+++ DATA SUPPLIED

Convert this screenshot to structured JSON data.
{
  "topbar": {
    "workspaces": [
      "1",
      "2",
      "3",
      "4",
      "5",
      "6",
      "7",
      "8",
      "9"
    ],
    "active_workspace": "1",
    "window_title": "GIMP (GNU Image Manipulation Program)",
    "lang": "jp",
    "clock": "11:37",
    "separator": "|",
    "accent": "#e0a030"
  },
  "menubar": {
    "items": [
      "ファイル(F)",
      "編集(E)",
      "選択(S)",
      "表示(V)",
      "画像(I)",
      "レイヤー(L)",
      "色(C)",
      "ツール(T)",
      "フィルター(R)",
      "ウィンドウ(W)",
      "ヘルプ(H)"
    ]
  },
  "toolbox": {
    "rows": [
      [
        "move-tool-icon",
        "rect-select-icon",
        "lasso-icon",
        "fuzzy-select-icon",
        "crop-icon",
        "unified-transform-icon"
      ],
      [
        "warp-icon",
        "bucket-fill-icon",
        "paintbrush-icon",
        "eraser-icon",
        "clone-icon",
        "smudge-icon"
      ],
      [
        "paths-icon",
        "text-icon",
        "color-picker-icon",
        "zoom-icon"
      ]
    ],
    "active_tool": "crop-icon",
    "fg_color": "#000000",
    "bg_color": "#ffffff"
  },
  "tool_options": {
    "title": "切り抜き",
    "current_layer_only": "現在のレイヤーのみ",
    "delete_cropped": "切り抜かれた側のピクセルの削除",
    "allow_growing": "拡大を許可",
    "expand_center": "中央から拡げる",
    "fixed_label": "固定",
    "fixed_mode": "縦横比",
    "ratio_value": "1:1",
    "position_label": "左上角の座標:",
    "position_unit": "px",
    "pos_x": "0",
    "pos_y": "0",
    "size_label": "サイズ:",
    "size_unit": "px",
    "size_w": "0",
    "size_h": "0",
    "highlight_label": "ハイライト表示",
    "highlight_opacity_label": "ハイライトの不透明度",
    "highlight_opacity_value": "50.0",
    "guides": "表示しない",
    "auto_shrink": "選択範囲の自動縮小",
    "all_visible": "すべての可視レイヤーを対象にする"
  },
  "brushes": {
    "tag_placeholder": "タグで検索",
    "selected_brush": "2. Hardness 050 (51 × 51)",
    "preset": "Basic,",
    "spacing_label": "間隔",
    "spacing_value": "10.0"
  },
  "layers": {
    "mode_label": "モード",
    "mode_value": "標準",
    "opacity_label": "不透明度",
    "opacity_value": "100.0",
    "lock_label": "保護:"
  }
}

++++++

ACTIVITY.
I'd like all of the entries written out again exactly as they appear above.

RESPONSE AREA.
Convert this screenshot to structured JSON data.
{
  "topbar": {
    "workspaces": [
      "1",
      "2",
      "3",
      "4",
      "5",
      "6",
      "7",
      "8",
      "9"
    ],
    "active_workspace": "1",
    "window_title": "GIMP (GNU Image Manipulation Program)",
    "lang": "jp",
    "clock": "11:37",
    "separator": "|",
    "accent": "#e0a030"
  },
  "menubar": {
    "items": [
      "ファイル(F)",
      "編集(E)",
      "選択(S)",
      "表示(V)",
      "画像(I)",
      "レイヤー(L)",
      "色(C)",
      "ツール(T)",
      "フィルター(R)",
      "ウィンドウ(W)",
      "ヘルプ(H)"
    ]
  },
  "toolbox": {
    "rows": [
      [
        "move-tool-icon",
        "rect-select-icon",
        "lasso-icon",
        "fuzzy-select-icon",
        "crop-icon",
        "unified-transform-icon"
      ],
      [
        "warp-icon",
        "bucket-fill-icon",
        "paintbrush-icon",
        "eraser-icon",
        "clone-icon",
        "smudge-icon"
      ],
      [
        "paths-icon",
        "text-icon",
        "color-picker-icon",
        "zoom-icon"
      ]
    ],
    "active_tool": "crop-icon",
    "fg_color": "#000000",
    "bg_color": "#ffffff"
  },
  "tool_options": {
    "title": "切り抜き",
    "current_layer_only": "現在のレイヤーのみ",
    "delete_cropped": "切り抜かれた側のピクセルの削除",
    "allow_growing": "拡大を許可",
    "expand_center": "中央から拡げる",
    "fixed_label": "固定",
    "fixed_mode": "縦横比",
    "ratio_value": "1:1",
    "position_label": "左上角の座標:",
    "position_unit": "px",
    "pos_x": "0",
    "pos_y": "0",
    "size_label": "サイズ:",
    "size_unit": "px",
    "size_w": "0",
    "size_h": "0",
    "highlight_label": "ハイライト表示",
    "highlight_opacity_label": "ハイライトの不透明度",
    "highlight_opacity_value": "50.0",
    "guides": "表示しない",
    "auto_shrink": "選択範囲の自動縮小",
    "all_visible": "すべての可視レイヤーを対象にする"
  },
  "brushes": {
    "tag_placeholder": "タグで検索",
    "selected_brush": "2. Hardness 050 (51 × 51)",
    "preset": "Basic,",
    "spacing_label": "間隔",
    "spacing_value": "10.0"
  },
  "layers": {
    "mode_label": "モード",
    "mode_value": "標準",
    "opacity_label": "不透明度",
    "opacity_value": "100.0",
    "lock_label": "保護:"
  }
}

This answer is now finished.